Extracted data entries:
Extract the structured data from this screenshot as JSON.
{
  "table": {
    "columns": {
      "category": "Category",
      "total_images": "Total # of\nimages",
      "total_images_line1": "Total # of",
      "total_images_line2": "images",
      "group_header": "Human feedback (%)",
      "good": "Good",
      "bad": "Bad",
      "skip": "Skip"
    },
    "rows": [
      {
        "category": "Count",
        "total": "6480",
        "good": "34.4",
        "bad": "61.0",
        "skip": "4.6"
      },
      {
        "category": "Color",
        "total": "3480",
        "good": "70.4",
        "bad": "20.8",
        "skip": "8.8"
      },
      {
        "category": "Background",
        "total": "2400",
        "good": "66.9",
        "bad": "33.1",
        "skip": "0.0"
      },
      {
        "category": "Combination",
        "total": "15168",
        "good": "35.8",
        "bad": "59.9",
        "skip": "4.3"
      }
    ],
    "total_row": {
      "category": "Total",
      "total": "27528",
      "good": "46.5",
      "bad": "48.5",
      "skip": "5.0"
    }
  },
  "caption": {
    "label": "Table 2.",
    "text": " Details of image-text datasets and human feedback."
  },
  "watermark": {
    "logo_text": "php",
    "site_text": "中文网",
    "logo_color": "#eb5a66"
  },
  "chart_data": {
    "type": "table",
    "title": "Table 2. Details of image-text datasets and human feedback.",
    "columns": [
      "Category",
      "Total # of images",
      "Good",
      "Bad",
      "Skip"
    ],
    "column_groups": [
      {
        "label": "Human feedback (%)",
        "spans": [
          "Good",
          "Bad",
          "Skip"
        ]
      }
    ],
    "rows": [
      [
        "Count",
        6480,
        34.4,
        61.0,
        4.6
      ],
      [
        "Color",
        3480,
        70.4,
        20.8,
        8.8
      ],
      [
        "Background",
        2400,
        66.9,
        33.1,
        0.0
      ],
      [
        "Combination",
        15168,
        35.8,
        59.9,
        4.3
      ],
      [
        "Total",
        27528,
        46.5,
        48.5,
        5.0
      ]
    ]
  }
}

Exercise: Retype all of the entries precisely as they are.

Expected answer:
Extract the structured data from this screenshot as JSON.
{
  "table": {
    "columns": {
      "category": "Category",
      "total_images": "Total # of\nimages",
      "total_images_line1": "Total # of",
      "total_images_line2": "images",
      "group_header": "Human feedback (%)",
      "good": "Good",
      "bad": "Bad",
      "skip": "Skip"
    },
    "rows": [
      {
        "category": "Count",
        "total": "6480",
        "good": "34.4",
        "bad": "61.0",
        "skip": "4.6"
      },
      {
        "category": "Color",
        "total": "3480",
        "good": "70.4",
        "bad": "20.8",
        "skip": "8.8"
      },
      {
        "category": "Background",
        "total": "2400",
        "good": "66.9",
        "bad": "33.1",
        "skip": "0.0"
      },
      {
        "category": "Combination",
        "total": "15168",
        "good": "35.8",
        "bad": "59.9",
        "skip": "4.3"
      }
    ],
    "total_row": {
      "category": "Total",
      "total": "27528",
      "good": "46.5",
      "bad": "48.5",
      "skip": "5.0"
    }
  },
  "caption": {
    "label": "Table 2.",
    "text": " Details of image-text datasets and human feedback."
  },
  "watermark": {
    "logo_text": "php",
    "site_text": "中文网",
    "logo_color": "#eb5a66"
  },
  "chart_data": {
    "type": "table",
    "title": "Table 2. Details of image-text datasets and human feedback.",
    "columns": [
      "Category",
      "Total # of images",
      "Good",
      "Bad",
      "Skip"
    ],
    "column_groups": [
      {
        "label": "Human feedback (%)",
        "spans": [
          "Good",
          "Bad",
          "Skip"
        ]
      }
    ],
    "rows": [
      [
        "Count",
        6480,
        34.4,
        61.0,
        4.6
      ],
      [
        "Color",
        3480,
        70.4,
        20.8,
        8.8
      ],
      [
        "Background",
        2400,
        66.9,
        33.1,
        0.0
      ],
      [
        "Combination",
        15168,
        35.8,
        59.9,
        4.3
      ],
      [
        "Total",
        27528,
        46.5,
        48.5,
        5.0
      ]
    ]
  }
}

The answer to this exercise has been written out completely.